By Jordan Barkin
Two gracious figures of the prosperous 1980s, Nancy Reagan and Pat Conroy, died over the first weekend of March. Their calm public demeanors and thoughtful approaches will be missed.
On CNN early Sunday afternoon, Larry King told host Wolf Blitzer that Reagan disapproved of the way Donald Trump is running his Republican campaign for president. I can see how the former first lady, who was deliberate and proper, would be offended by Trump’s vulgarity and lack of professionalism.
Trump taps into ’80s nostalgia when he says he wants to make America great again. But he doesn’t realize he is part of the problem.

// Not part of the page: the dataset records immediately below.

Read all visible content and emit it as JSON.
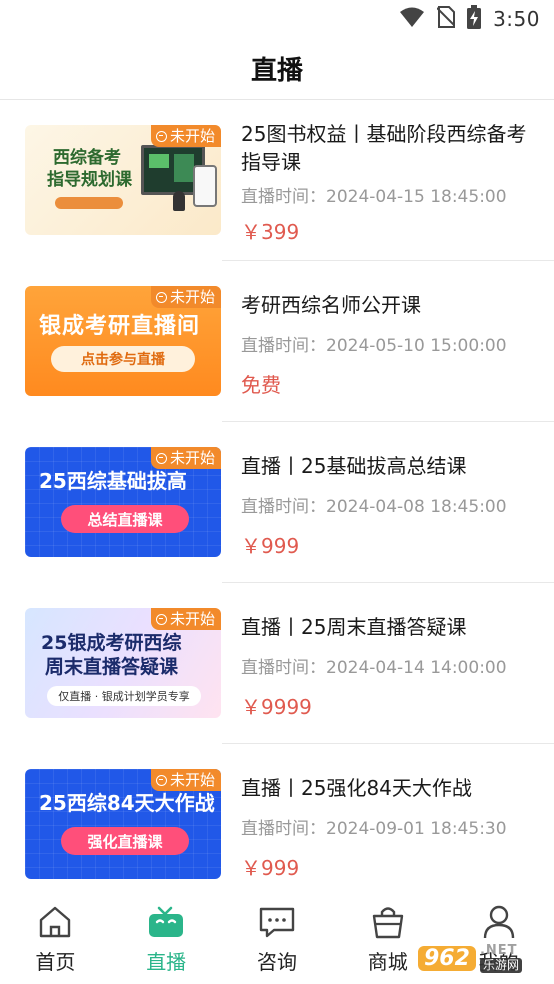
{
  "status_bar": {
    "time": "3:50"
  },
  "header": {
    "title": "直播"
  },
  "courses": [
    {
      "title": "25图书权益丨基础阶段西综备考指导课",
      "time_label": "直播时间：",
      "time": "2024-04-15 18:45:00",
      "price": "￥399",
      "badge": "未开始",
      "thumb": {
        "line1": "西综备考",
        "line2": "指导规划课"
      }
    },
    {
      "title": "考研西综名师公开课",
      "time_label": "直播时间：",
      "time": "2024-05-10 15:00:00",
      "price": "免费",
      "badge": "未开始",
      "thumb": {
        "line1": "银成考研直播间",
        "button": "点击参与直播"
      }
    },
    {
      "title": "直播丨25基础拔高总结课",
      "time_label": "直播时间：",
      "time": "2024-04-08 18:45:00",
      "price": "￥999",
      "badge": "未开始",
      "thumb": {
        "line1": "25西综基础拔高",
        "button": "总结直播课"
      }
    },
    {
      "title": "直播丨25周末直播答疑课",
      "time_label": "直播时间：",
      "time": "2024-04-14 14:00:00",
      "price": "￥9999",
      "badge": "未开始",
      "thumb": {
        "line1": "25银成考研西综",
        "line2": "周末直播答疑课",
        "bar": "仅直播 · 银成计划学员专享"
      }
    },
    {
      "title": "直播丨25强化84天大作战",
      "time_label": "直播时间：",
      "time": "2024-09-01 18:45:30",
      "price": "￥999",
      "badge": "未开始",
      "thumb": {
        "line1": "25西综84天大作战",
        "button": "强化直播课"
      }
    }
  ],
  "tabbar": {
    "items": [
      {
        "label": "首页",
        "icon": "home-icon"
      },
      {
        "label": "直播",
        "icon": "tv-icon",
        "active": true
      },
      {
        "label": "咨询",
        "icon": "chat-icon"
      },
      {
        "label": "商城",
        "icon": "shopping-bag-icon"
      },
      {
        "label": "我的",
        "icon": "user-icon"
      }
    ]
  },
  "watermark": {
    "number": "962",
    "brand": ".NET",
    "sub": "乐游网"
  },
  "colors": {
    "accent": "#2bb58a",
    "price": "#e05a4f",
    "badge": "#f28a2b"
  }
}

The ’80s were a period of growth for the American economy. It was a decade when baby boomers raised with suburban values of politeness and decorum came to power. Leaders from both parties were able to set aside their differences and extol the virtues of American capitalism and democracy.
It was not a perfect time: The Cold War was still winding down, and the new scourges of crack and AIDS arrived. But politics was still considered a respectable profession.
President Reagan famously had drinks after work with Tip O’Neill, the feisty Democratic speaker of the House. The atmosphere may have been clubby, but productive meetings were taking place.
Approximately 30 years ago, in January 1986, Ronald Reagan reassured the nation after the space shuttle Challenger disaster.
Schoolchildren (including myself) were reassured by this grandfatherly figure with a soft, slightly gravelly voice and a gentle smile. Reagan was an actor, but at least he knew the role we needed him to play.
If only the Trump campaign would realize this and wake up: Americans need a calm figure to unite them, not a petulant reality star.
The civics classes of yesteryear may need to return to teach a new generation about our system of government. It is based on compromise and deliberation, not brash one-liners. There are qualified leaders and decent human beings in both parties.
Nancy Reagan was strong and graceful, with a sense of mission. She was, by all accounts, a loyal and adoring spouse.
Like “Prince of Tides” author Conroy, Nancy Reagan believed that words and hospitality can be used to make a better world.
I hope these two figures, who epitomized 1980s American high culture, rest in peace.
Jordan Barkin, a freelance writer who has had 30 articles published in Southern publications, is a former associate editor of Veranda, a Hearst magazine. He lives in Buckhead.